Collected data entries
==================================================

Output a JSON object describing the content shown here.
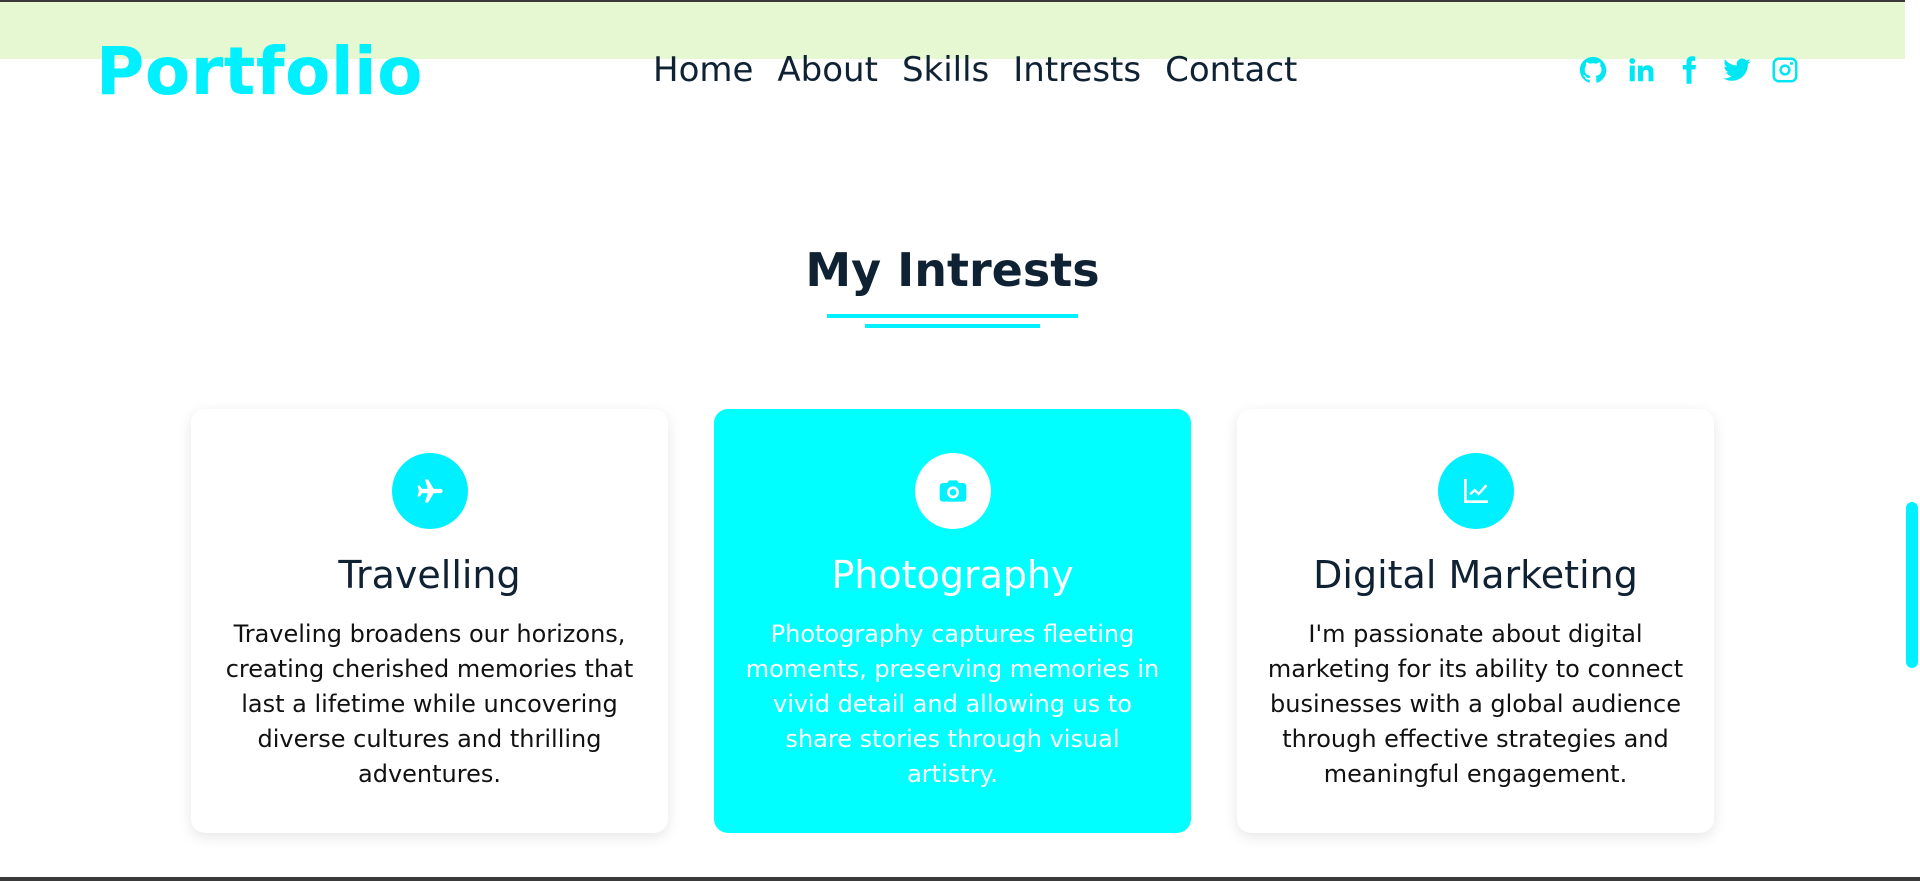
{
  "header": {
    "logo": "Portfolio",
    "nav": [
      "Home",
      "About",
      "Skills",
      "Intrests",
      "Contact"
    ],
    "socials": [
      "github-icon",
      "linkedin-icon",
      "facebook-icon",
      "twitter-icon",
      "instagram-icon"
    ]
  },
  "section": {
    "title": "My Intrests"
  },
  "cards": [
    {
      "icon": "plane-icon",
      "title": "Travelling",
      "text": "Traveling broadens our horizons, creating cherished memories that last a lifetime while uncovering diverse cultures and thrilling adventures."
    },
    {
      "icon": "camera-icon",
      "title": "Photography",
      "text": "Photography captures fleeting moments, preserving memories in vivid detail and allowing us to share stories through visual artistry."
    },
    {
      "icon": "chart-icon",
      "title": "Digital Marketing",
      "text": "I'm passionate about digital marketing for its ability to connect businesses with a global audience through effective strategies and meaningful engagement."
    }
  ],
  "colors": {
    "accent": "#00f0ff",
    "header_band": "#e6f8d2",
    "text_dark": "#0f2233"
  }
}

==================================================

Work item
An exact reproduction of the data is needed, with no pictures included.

Solution to the exercise
Output a JSON object describing the content shown here.
{
  "header": {
    "logo": "Portfolio",
    "nav": [
      "Home",
      "About",
      "Skills",
      "Intrests",
      "Contact"
    ],
    "socials": [
      "github-icon",
      "linkedin-icon",
      "facebook-icon",
      "twitter-icon",
      "instagram-icon"
    ]
  },
  "section": {
    "title": "My Intrests"
  },
  "cards": [
    {
      "icon": "plane-icon",
      "title": "Travelling",
      "text": "Traveling broadens our horizons, creating cherished memories that last a lifetime while uncovering diverse cultures and thrilling adventures."
    },
    {
      "icon": "camera-icon",
      "title": "Photography",
      "text": "Photography captures fleeting moments, preserving memories in vivid detail and allowing us to share stories through visual artistry."
    },
    {
      "icon": "chart-icon",
      "title": "Digital Marketing",
      "text": "I'm passionate about digital marketing for its ability to connect businesses with a global audience through effective strategies and meaningful engagement."
    }
  ],
  "colors": {
    "accent": "#00f0ff",
    "header_band": "#e6f8d2",
    "text_dark": "#0f2233"
  }
}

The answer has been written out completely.